Publishing sensor data with MQTT

A project log for Street Sense

Portable electronic device to measure air and noise pollution

Mike TeachmanMike Teachman 04/07/2019 at 18:470 Comments

The next iteration of the prototype involves taking advantage of the built-in WiFi feature of the ESP32 microcontroller to publish sensor to an internet database such as Adafruit IO or Thingspeak.  The MQTT protocol will be used.

Publishing data to a cloud database with WiFi and MQTT protocol is something I've done in other projects.  But, there is an added technical challenge in this project - that is publishing data and simultaneously recording audio to SDCard without creating audio gaps.  If the MQTT task blocks for too long at any point, the DMA buffering used in by the audio recording task will "overrun" leading to gaps in the recorded WAV file.

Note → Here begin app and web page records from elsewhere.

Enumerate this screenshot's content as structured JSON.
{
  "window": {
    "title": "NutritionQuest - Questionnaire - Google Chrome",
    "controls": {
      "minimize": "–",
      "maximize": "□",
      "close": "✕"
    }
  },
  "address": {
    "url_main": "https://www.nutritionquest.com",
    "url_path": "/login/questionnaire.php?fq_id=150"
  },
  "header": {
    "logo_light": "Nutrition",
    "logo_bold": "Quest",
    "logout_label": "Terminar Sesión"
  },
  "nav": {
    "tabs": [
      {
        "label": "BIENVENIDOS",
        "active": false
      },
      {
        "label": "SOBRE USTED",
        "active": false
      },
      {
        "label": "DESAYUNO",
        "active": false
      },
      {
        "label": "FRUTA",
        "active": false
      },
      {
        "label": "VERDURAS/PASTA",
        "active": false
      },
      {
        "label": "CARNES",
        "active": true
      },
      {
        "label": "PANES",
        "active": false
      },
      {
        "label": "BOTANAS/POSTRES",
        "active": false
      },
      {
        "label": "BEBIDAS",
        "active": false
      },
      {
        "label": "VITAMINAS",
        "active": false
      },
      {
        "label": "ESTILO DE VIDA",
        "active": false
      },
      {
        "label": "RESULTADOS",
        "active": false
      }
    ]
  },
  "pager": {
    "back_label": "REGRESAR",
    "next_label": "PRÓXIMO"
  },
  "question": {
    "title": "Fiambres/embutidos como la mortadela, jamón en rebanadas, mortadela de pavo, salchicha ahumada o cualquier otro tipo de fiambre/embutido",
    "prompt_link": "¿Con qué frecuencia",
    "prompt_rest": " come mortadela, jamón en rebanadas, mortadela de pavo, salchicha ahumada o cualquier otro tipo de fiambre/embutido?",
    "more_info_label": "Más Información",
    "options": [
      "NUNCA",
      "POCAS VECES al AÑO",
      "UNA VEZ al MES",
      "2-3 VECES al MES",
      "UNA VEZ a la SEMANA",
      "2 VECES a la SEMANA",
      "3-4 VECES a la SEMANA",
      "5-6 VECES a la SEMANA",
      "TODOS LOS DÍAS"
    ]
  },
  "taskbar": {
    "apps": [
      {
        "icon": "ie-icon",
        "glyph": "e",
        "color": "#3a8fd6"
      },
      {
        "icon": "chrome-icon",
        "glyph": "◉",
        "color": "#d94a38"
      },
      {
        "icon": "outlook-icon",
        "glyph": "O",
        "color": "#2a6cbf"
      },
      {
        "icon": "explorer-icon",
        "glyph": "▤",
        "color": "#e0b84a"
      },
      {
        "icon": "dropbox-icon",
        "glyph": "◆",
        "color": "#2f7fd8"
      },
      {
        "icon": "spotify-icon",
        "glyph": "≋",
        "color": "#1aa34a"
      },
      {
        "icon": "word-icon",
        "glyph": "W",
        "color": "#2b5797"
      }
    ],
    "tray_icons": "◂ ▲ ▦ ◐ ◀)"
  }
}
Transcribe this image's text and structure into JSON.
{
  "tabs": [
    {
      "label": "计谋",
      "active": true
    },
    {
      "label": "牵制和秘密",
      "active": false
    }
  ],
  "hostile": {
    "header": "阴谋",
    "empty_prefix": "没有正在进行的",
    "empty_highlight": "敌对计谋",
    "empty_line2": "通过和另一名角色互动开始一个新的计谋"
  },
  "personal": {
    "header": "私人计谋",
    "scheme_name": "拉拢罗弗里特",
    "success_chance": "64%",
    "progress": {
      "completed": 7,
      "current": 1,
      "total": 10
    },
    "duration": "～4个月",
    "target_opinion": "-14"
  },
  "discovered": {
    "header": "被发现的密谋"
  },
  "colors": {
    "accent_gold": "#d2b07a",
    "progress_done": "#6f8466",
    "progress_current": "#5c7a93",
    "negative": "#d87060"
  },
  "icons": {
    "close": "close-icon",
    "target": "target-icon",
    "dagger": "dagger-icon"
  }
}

To overcome this risk I used a non-blocking asyncio version of MQTT written by Peter Hinch.   This version uses a non-blocking sockets implementation and will not block other asyncio co-routines from running (like the microphone recording task) when WiFi goes down or the MQTT broker is unreachable.   An additional pause/resume feature was added by Kevin Köck that allows WiFi to be turned off when the device is not actively publishing.   This turns off the WiFi radio which reduces the power consumed by the ESP32 - the end result is a longer battery life.  There is a discussion on the MicroPython forum describing how this enhancement was realized.  Sensor data will be published every 15 minutes in the final design.  

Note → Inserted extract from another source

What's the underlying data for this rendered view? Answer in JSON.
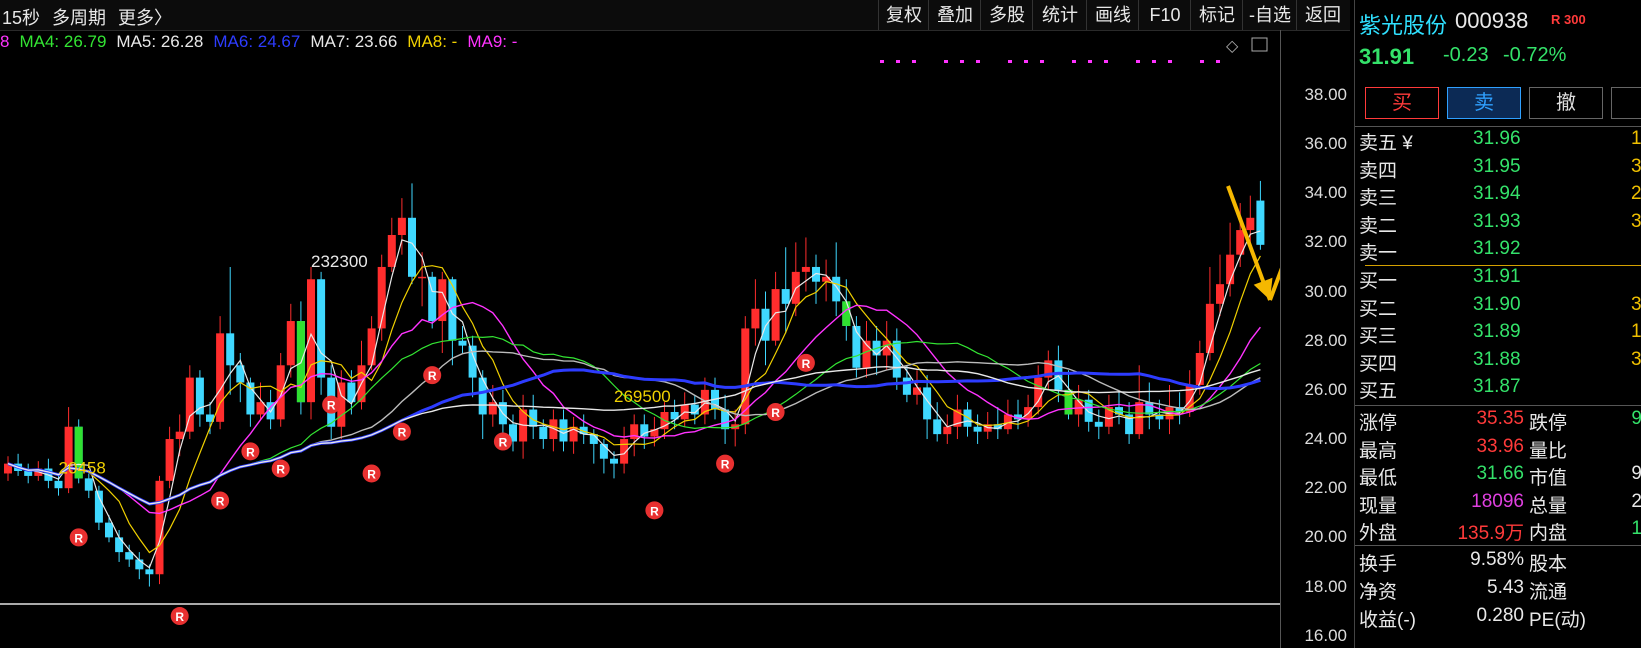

A 2 hour test was run, publishing sensor data to Adafruit IO.  Below is a plot from Adafruit IO showing 2 hours of PM2.5 particulate data.  This shows a very clean air day on the west coast of Canada!  This publish period was reduced to 2 minutes for this test.  

Some diagnostic information in the microphone task showed that there were two audio gaps in the 2-hour SD Card audio recording.   The was a unwelcome result.  More debugging code will be needed to determine the root cause of the audio interruption.  The audio sample rate in the test was 10kHz.